US/North Korea Impasse Keeps FCC Community Unsettled

Photo Illustration by Ram Reyes

Photo Illustration by Ram Reyes

Story By: Jimmy Heng, Reporter

Uncertainty and mixed feelings loom over our campus, city, and country with North Korea continuously escalating their nuclear missile program.

Ex. Near the main fountain of Fresno City College, a dozen students huddle; in the students lounge, they sit tensely, in deep conversations. In their classrooms, students are checking their news feeds every few minutes.

All are nervously awaiting news on the standoff between the United States and North Korea. They all expressed their concerns about North Korea’s nuclear missile tests.

North Korea claimed that they have successfully tested a hydrogen bomb which according to a Fox News article published on Sept. 5, is estimated to be four to five times stronger than the bomb the U.S. dropped on Nagasaki, Japan during World War II.

“Those tensions go back to 1950, the start of the Korean War,” said Lee Herrick, instructor of  English and Fresno Poet Laureate Emeritus. “Many people are unaware that the war never technically ended. The border between North and South Korea is the heaviest militarized border in the world.”

Herrick, who was born in Korea, said a North Korean attack is unlikely.

“The U.S. has about 7,500 nuclear weapons; about 1,700 of them are active,” he said. “North Korea has about 40 nuclear weapons, and it’s debatable how many are active.”

Saying that he believes North Korea is not the aggressor, Herrick added, “The U. S. has conducted over 1,000 nuclear tests. North Korea has conducted about 10.” He said he hopes for peace for all people.

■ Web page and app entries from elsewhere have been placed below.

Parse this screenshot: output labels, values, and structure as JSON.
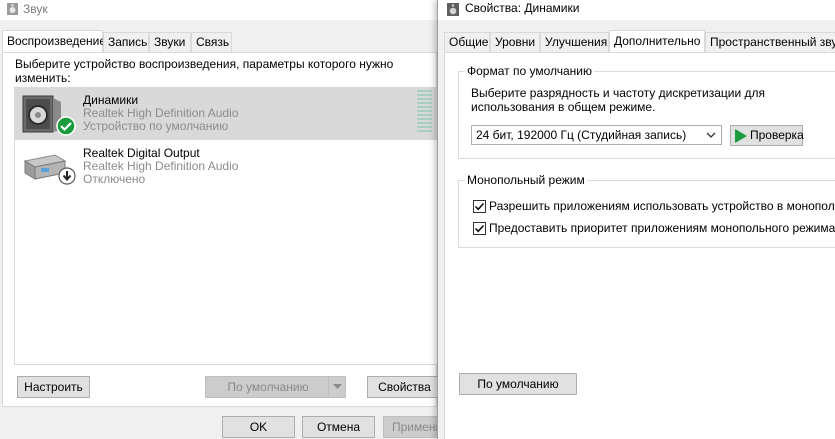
{
  "sound_window": {
    "title": "Звук",
    "tabs": [
      "Воспроизведение",
      "Запись",
      "Звуки",
      "Связь"
    ],
    "description": "Выберите устройство воспроизведения, параметры которого нужно изменить:",
    "devices": [
      {
        "name": "Динамики",
        "driver": "Realtek High Definition Audio",
        "status": "Устройство по умолчанию",
        "selected": true,
        "badge": "check-badge-icon"
      },
      {
        "name": "Realtek Digital Output",
        "driver": "Realtek High Definition Audio",
        "status": "Отключено",
        "selected": false,
        "badge": "disabled-arrow-badge-icon"
      }
    ],
    "buttons": {
      "configure": "Настроить",
      "set_default": "По умолчанию",
      "properties": "Свойства"
    },
    "footer": {
      "ok": "OK",
      "cancel": "Отмена",
      "apply": "Примени"
    }
  },
  "props_window": {
    "title": "Свойства: Динамики",
    "tabs": [
      "Общие",
      "Уровни",
      "Улучшения",
      "Дополнительно",
      "Пространственный звук"
    ],
    "active_tab": "Дополнительно",
    "default_format": {
      "legend": "Формат по умолчанию",
      "description": "Выберите разрядность и частоту дискретизации для использования в общем режиме.",
      "selected_value": "24 бит, 192000 Гц (Студийная запись)",
      "test_button": "Проверка"
    },
    "exclusive_mode": {
      "legend": "Монопольный режим",
      "options": [
        {
          "label": "Разрешить приложениям использовать устройство в монопольн",
          "checked": true
        },
        {
          "label": "Предоставить приоритет приложениям монопольного режима",
          "checked": true
        }
      ]
    },
    "restore_default_button": "По умолчанию"
  },
  "colors": {
    "selection": "#d9d9d9",
    "accent_green": "#1a9c3e",
    "meter": "#a8cfc5"
  }
}
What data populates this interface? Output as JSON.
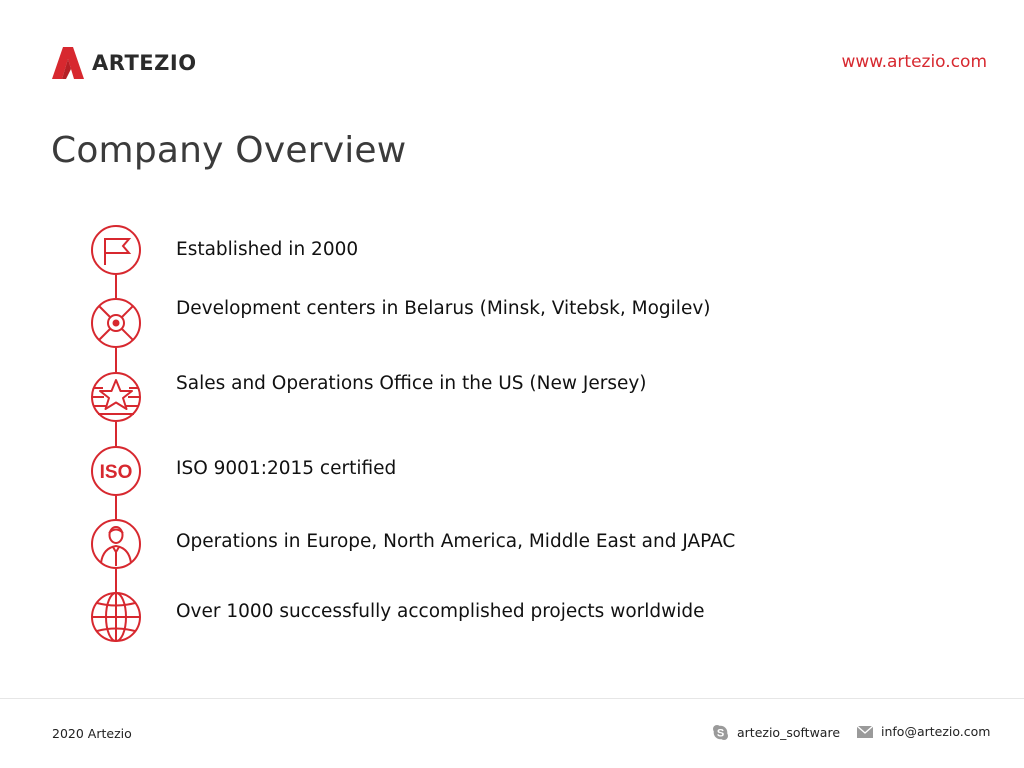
{
  "header": {
    "logo_text": "ARTEZIO",
    "website": "www.artezio.com"
  },
  "page": {
    "title": "Company Overview"
  },
  "facts": [
    {
      "text": "Established in 2000",
      "icon": "flag-icon"
    },
    {
      "text": "Development centers in Belarus (Minsk, Vitebsk, Mogilev)",
      "icon": "target-icon"
    },
    {
      "text": "Sales and Operations Office in the US (New Jersey)",
      "icon": "star-flag-icon"
    },
    {
      "text": "ISO 9001:2015 certified",
      "icon": "iso-icon",
      "icon_label": "ISO"
    },
    {
      "text": "Operations in Europe, North America, Middle East and JAPAC",
      "icon": "person-icon"
    },
    {
      "text": "Over 1000 successfully accomplished projects worldwide",
      "icon": "globe-icon"
    }
  ],
  "footer": {
    "copyright": "2020 Artezio",
    "skype": "artezio_software",
    "email": "info@artezio.com"
  },
  "colors": {
    "accent": "#d7282f",
    "title": "#3b3b3b",
    "text": "#111111",
    "footer_icon": "#9a9a9a"
  }
}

An Aug. 3 article in Newsweek stated that North Korea’s Intercontinental Ballistic Missiles (ICBMs) display a level of performance that experts say have major U.S. cities such as Los Angeles in range. At approximately 219 miles away, Fresno is close enough to warrant concerns from some citizens in the valley.

“I’m not scared,” said Cheryl Gardner, journalism instructor. “I’m obviously concerned because we are on the West Coast, and I think all of us should be a little bit concerned as to what’s going on, especially with the testing over the weekend.”

Gardner suggests that North Korea’s nuclear threat is comparable to a game of chicken, and that North Korea will eventually back down. “I really think North Korea is pushing it,” she said. “Will they go so far as to actually launch a nuclear device towards U.S. territory, the U.S., or an ally? That’s a big risk on their part.”

Kaitlyn Vang, a child development major, said that the U.S.should be prepared for a nuclear attack. “We should prepare high schoolers for safety,” Vang said. “I think that’s just really important because children are like our future.”

Although she is concerned about America’s safety, Vang said North Korea is more likely to attack Japan and South Korea since they are closer.

Despite popular belief that North Korea’s technology was underdeveloped, recent missile tests reveal they are advancing faster than anyone expected. A Sept. 3 article in the Washington Post, updated Sept. 3, 2017, notes that North Korea test launched 18 missiles in 2017 and that 13 were considered successful.

Some FCC students do not seem to be too afraid of these advancements. A political science major, Steven Martinez says he does not believe North Korea will act and he is not afraid at all.

“It’s just North Korea trying to prove themselves as a legitimate country,” Martinez said. “Their technology is improving; they’re still far behind everyone else, but they’re just trying to show off.”

Martinez he is not afraid is because during the 2016 presidential election, “Kim Jong Un expressed support for President Trump.”

He added, “It’s just a very weird situation.”

“We have engaged in numerous direct and multilateral talks with the North Korean regime and time after time, they have not worked,” Nikki Haley, U.S. ambassador to the United Nations, said during the emergency meeting of the U.N. Security Council on Sept. 4. “We must now adopt the strongest possible measure.”